▸ **WHAT THE EXERCISE ASKS**: Pictures stay out; everything else in the records below is to be repeated exactly.

▸ **AVAILABLE RECORDS**:
___
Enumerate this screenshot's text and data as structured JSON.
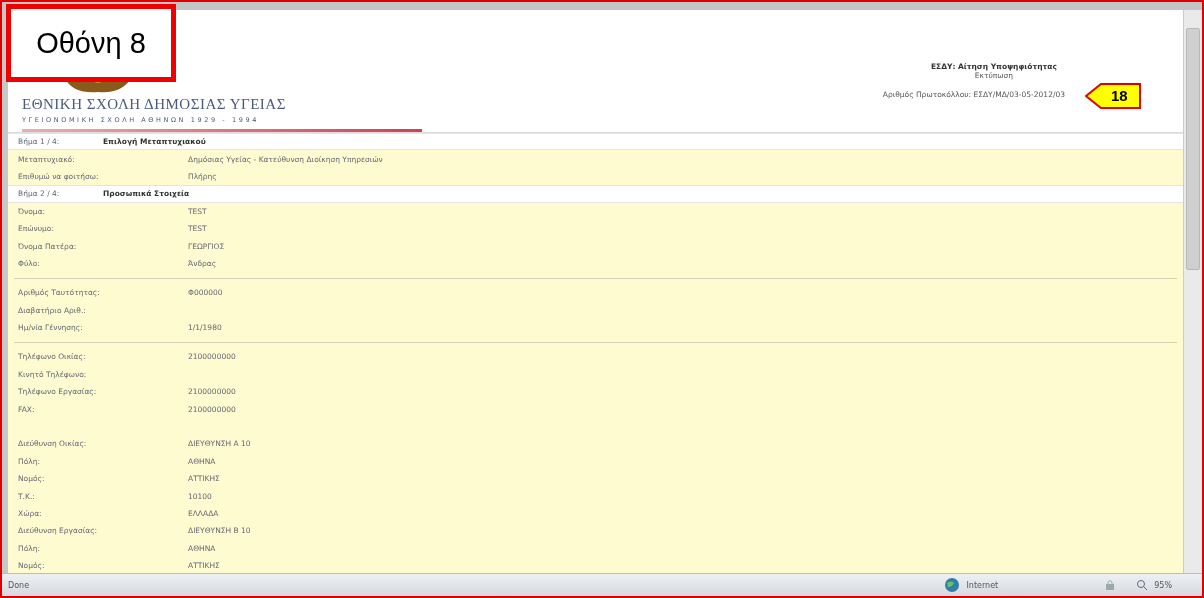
{
  "annotation": {
    "screen_label": "Οθόνη 8",
    "callout_number": "18"
  },
  "header": {
    "school_name": "ΕΘΝΙΚΗ ΣΧΟΛΗ ΔΗΜΟΣΙΑΣ ΥΓΕΙΑΣ",
    "school_subtitle": "ΥΓΕΙΟΝΟΜΙΚΗ ΣΧΟΛΗ ΑΘΗΝΩΝ 1929 - 1994",
    "title": "ΕΣΔΥ: Αίτηση Υποψηφιότητας",
    "subtitle": "Εκτύπωση",
    "protocol": "Αριθμός Πρωτοκόλλου: ΕΣΔΥ/ΜΔ/03-05-2012/03"
  },
  "rows": [
    {
      "kind": "step",
      "label": "Βήμα 1 / 4:",
      "value": "Επιλογή Μεταπτυχιακού"
    },
    {
      "kind": "field",
      "label": "Μεταπτυχιακό:",
      "value": "Δημόσιας Υγείας - Κατεύθυνση Διοίκηση Υπηρεσιών"
    },
    {
      "kind": "field",
      "label": "Επιθυμώ να φοιτήσω:",
      "value": "Πλήρης"
    },
    {
      "kind": "step",
      "label": "Βήμα 2 / 4:",
      "value": "Προσωπικά Στοιχεία"
    },
    {
      "kind": "field",
      "label": "Όνομα:",
      "value": "TEST"
    },
    {
      "kind": "field",
      "label": "Επώνυμο:",
      "value": "TEST"
    },
    {
      "kind": "field",
      "label": "Όνομα Πατέρα:",
      "value": "ΓΕΩΡΓΙΟΣ"
    },
    {
      "kind": "field",
      "label": "Φύλο:",
      "value": "Άνδρας"
    },
    {
      "kind": "divider"
    },
    {
      "kind": "field",
      "label": "Αριθμός Ταυτότητας:",
      "value": "Φ000000"
    },
    {
      "kind": "field",
      "label": "Διαβατήριο Αριθ.:"
    },
    {
      "kind": "field",
      "label": "Ημ/νία Γέννησης:",
      "value": "1/1/1980"
    },
    {
      "kind": "divider"
    },
    {
      "kind": "field",
      "label": "Τηλέφωνο Οικίας:",
      "value": "2100000000"
    },
    {
      "kind": "field",
      "label": "Κινητό Τηλέφωνο:"
    },
    {
      "kind": "field",
      "label": "Τηλέφωνο Εργασίας:",
      "value": "2100000000"
    },
    {
      "kind": "field",
      "label": "FAX:",
      "value": "2100000000"
    },
    {
      "kind": "gap"
    },
    {
      "kind": "field",
      "label": "Διεύθυνση Οικίας:",
      "value": "ΔΙΕΥΘΥΝΣΗ Α 10"
    },
    {
      "kind": "field",
      "label": "Πόλη:",
      "value": "ΑΘΗΝΑ"
    },
    {
      "kind": "field",
      "label": "Νομός:",
      "value": "ΑΤΤΙΚΗΣ"
    },
    {
      "kind": "field",
      "label": "Τ.Κ.:",
      "value": "10100"
    },
    {
      "kind": "field",
      "label": "Χώρα:",
      "value": "ΕΛΛΑΔΑ"
    },
    {
      "kind": "field",
      "label": "Διεύθυνση Εργασίας:",
      "value": "ΔΙΕΥΘΥΝΣΗ Β 10"
    },
    {
      "kind": "field",
      "label": "Πόλη:",
      "value": "ΑΘΗΝΑ"
    },
    {
      "kind": "field",
      "label": "Νομός:",
      "value": "ΑΤΤΙΚΗΣ"
    }
  ],
  "status_bar": {
    "status": "Done",
    "zone": "Internet",
    "zoom": "95%"
  }
}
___
▸ **REPLY**:
Enumerate this screenshot's text and data as structured JSON.
{
  "annotation": {
    "screen_label": "Οθόνη 8",
    "callout_number": "18"
  },
  "header": {
    "school_name": "ΕΘΝΙΚΗ ΣΧΟΛΗ ΔΗΜΟΣΙΑΣ ΥΓΕΙΑΣ",
    "school_subtitle": "ΥΓΕΙΟΝΟΜΙΚΗ ΣΧΟΛΗ ΑΘΗΝΩΝ 1929 - 1994",
    "title": "ΕΣΔΥ: Αίτηση Υποψηφιότητας",
    "subtitle": "Εκτύπωση",
    "protocol": "Αριθμός Πρωτοκόλλου: ΕΣΔΥ/ΜΔ/03-05-2012/03"
  },
  "rows": [
    {
      "kind": "step",
      "label": "Βήμα 1 / 4:",
      "value": "Επιλογή Μεταπτυχιακού"
    },
    {
      "kind": "field",
      "label": "Μεταπτυχιακό:",
      "value": "Δημόσιας Υγείας - Κατεύθυνση Διοίκηση Υπηρεσιών"
    },
    {
      "kind": "field",
      "label": "Επιθυμώ να φοιτήσω:",
      "value": "Πλήρης"
    },
    {
      "kind": "step",
      "label": "Βήμα 2 / 4:",
      "value": "Προσωπικά Στοιχεία"
    },
    {
      "kind": "field",
      "label": "Όνομα:",
      "value": "TEST"
    },
    {
      "kind": "field",
      "label": "Επώνυμο:",
      "value": "TEST"
    },
    {
      "kind": "field",
      "label": "Όνομα Πατέρα:",
      "value": "ΓΕΩΡΓΙΟΣ"
    },
    {
      "kind": "field",
      "label": "Φύλο:",
      "value": "Άνδρας"
    },
    {
      "kind": "divider"
    },
    {
      "kind": "field",
      "label": "Αριθμός Ταυτότητας:",
      "value": "Φ000000"
    },
    {
      "kind": "field",
      "label": "Διαβατήριο Αριθ.:"
    },
    {
      "kind": "field",
      "label": "Ημ/νία Γέννησης:",
      "value": "1/1/1980"
    },
    {
      "kind": "divider"
    },
    {
      "kind": "field",
      "label": "Τηλέφωνο Οικίας:",
      "value": "2100000000"
    },
    {
      "kind": "field",
      "label": "Κινητό Τηλέφωνο:"
    },
    {
      "kind": "field",
      "label": "Τηλέφωνο Εργασίας:",
      "value": "2100000000"
    },
    {
      "kind": "field",
      "label": "FAX:",
      "value": "2100000000"
    },
    {
      "kind": "gap"
    },
    {
      "kind": "field",
      "label": "Διεύθυνση Οικίας:",
      "value": "ΔΙΕΥΘΥΝΣΗ Α 10"
    },
    {
      "kind": "field",
      "label": "Πόλη:",
      "value": "ΑΘΗΝΑ"
    },
    {
      "kind": "field",
      "label": "Νομός:",
      "value": "ΑΤΤΙΚΗΣ"
    },
    {
      "kind": "field",
      "label": "Τ.Κ.:",
      "value": "10100"
    },
    {
      "kind": "field",
      "label": "Χώρα:",
      "value": "ΕΛΛΑΔΑ"
    },
    {
      "kind": "field",
      "label": "Διεύθυνση Εργασίας:",
      "value": "ΔΙΕΥΘΥΝΣΗ Β 10"
    },
    {
      "kind": "field",
      "label": "Πόλη:",
      "value": "ΑΘΗΝΑ"
    },
    {
      "kind": "field",
      "label": "Νομός:",
      "value": "ΑΤΤΙΚΗΣ"
    }
  ],
  "status_bar": {
    "status": "Done",
    "zone": "Internet",
    "zoom": "95%"
  }
}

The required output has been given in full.